Are the international prices of primary commodities more volatile than those of manufactured goods? This question has important implications for macroeconomic and development policies, and the conventional wisdom expressed in academic and policy circles is that they are. The policy literature is replete with prescriptions for economies to cope with the volatility of commodity prices, ranging from prescribed investments in financial hedging instruments such as commodity futures to fiscal stabilization rules to help reduce the pass through of commodity price volatility into domestic economies. A recent example is the World Bank’s 4 billion dollar contribution to a joint fund launched in June 21, 2011 with J.P.
Morgan to help developing countries invest in commodity-price hedging instruments.In fact, the concern over the impact of commodity price volatility on developing countries has also led the World Bank to argue that economic diversification away from commodities should be a priority for these countries even if this requires industrial policies. Indeed, there are good reasons to expect that commodity prices are relatively volatile. One is that commodities, by definition, are goods that retain their qualities over time, which allows economic agents to use them as financial assets. This might be the case, for example, of gold and other commodities whose prices tend to rise amidst global financial uncertainty.
Caballero et al. (2008), for example, argued that the volatility of commodity prices could be due to the lack of a global safe asset (besides the U.S. Treasury bills). An earlier literature argued that commodity price volatility was fueled by stockpiling policies to secure access to food or fuel during times of relative scarcity (Deaton and Laroque 1992). These mechanisms add price volatility because of unavoidable asymmetric stockpiling rules; that is, the stockpile of commodities cannot be negative. Yet another potential explanation is the lumpiness of exploration investments in mining, which results in inelastic supply in the short run (Deaton and Laroque 2003). Finally, more traditional economic analysis of the effects of random demand shocks on homogeneous (i.e., commodities) and differentiated goods (i.e., manufactured products) also suggests that the resulting price volatility of the latter would tend to be lower as producers of differentiated products could maximize profits by reducing supply in response to negative demand shocks.
However, there are also good reasons to expect a higher volatility of differentiated manufactured goods. Product innovation and differentiation itself might contribute to price volatility by producing frequent shifts in residual demand for existing varieties. Indeed, the trade literature has acknowledged the wide dispersion in unit values of within narrowly defined product categories in the United States import data at the 10-digit level of the Harmonized System (HS) (Schott 2004). Also, the demand for differentiated products might be more unstable with respect to household and aggregate income shocks than that for basic commodities.
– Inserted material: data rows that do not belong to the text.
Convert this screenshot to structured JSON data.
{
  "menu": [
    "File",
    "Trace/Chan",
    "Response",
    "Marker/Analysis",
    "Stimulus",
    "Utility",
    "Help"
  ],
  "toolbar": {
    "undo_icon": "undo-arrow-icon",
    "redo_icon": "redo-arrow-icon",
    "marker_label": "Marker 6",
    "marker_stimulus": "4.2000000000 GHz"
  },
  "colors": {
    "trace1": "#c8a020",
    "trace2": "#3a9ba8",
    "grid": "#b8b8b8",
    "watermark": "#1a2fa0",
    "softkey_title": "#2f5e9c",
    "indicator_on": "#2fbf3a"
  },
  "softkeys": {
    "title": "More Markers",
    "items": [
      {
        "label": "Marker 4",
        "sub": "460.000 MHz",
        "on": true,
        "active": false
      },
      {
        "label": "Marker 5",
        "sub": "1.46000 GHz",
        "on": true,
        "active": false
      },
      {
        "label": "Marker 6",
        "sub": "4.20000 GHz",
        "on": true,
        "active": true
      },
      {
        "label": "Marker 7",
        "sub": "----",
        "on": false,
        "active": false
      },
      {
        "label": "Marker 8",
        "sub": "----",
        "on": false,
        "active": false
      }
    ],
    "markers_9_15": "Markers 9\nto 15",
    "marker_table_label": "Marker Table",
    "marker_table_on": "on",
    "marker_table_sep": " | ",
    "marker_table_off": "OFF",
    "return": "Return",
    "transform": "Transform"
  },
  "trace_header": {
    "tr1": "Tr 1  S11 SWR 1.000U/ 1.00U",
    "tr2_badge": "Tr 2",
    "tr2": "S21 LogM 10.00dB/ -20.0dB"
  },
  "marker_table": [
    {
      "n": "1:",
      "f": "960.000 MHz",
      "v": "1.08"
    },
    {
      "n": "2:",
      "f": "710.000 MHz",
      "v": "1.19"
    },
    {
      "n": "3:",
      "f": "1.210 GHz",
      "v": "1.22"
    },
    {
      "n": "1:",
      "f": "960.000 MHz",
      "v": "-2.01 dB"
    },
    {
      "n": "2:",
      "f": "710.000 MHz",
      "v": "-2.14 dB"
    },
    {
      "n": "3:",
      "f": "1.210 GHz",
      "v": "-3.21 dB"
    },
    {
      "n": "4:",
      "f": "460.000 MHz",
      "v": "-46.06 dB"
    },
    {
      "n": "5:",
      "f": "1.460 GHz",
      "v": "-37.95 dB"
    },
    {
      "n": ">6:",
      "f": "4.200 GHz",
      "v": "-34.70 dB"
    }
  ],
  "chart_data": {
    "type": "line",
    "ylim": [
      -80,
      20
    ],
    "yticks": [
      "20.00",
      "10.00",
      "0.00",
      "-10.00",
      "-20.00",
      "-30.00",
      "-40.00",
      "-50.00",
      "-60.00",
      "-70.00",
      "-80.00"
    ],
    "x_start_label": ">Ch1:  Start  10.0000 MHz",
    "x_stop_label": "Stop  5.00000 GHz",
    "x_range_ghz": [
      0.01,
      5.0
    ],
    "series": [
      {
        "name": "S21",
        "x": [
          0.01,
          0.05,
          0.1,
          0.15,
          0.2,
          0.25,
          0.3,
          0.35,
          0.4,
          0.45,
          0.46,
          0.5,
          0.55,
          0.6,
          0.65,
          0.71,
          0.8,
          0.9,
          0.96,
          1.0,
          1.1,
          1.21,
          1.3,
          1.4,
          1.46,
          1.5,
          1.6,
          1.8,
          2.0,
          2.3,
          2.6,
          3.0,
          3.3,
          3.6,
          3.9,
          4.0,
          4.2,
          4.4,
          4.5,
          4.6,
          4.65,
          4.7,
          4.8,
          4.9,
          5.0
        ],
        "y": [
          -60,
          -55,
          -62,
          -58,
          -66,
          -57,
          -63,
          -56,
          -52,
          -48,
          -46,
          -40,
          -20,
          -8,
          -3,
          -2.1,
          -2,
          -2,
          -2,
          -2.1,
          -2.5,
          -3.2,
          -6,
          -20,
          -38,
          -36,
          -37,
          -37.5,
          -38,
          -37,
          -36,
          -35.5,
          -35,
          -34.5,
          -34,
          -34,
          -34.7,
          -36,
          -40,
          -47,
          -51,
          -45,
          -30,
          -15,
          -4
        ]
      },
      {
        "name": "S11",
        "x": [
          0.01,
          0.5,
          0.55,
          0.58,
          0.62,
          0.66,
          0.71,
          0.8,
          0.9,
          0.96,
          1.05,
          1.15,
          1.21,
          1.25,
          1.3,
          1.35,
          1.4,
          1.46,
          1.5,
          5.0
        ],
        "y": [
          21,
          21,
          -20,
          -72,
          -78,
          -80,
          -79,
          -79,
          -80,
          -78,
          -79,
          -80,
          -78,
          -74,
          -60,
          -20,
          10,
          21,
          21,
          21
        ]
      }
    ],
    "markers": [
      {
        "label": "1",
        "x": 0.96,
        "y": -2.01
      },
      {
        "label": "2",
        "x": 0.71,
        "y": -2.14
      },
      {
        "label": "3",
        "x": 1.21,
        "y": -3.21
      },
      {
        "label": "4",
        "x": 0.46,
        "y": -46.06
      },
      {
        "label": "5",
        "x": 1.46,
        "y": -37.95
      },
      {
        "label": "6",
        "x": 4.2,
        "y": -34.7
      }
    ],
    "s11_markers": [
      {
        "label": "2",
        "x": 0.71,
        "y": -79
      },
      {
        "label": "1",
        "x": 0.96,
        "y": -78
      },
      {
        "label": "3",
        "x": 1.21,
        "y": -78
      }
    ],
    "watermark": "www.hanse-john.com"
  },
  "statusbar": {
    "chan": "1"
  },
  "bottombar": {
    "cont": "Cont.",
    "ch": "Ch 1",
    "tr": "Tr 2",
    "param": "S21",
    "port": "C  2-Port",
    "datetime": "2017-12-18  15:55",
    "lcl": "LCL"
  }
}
For instance, the demand for fuel and food might decline proportionately less than the demand for automobiles or electronics when incomes fall.
World Bank. Author/Editor: Arezki, Rabah ; Lederman, Daniel; Zhao, Hongyan.December 01, 2011.Working Paper No. 11/279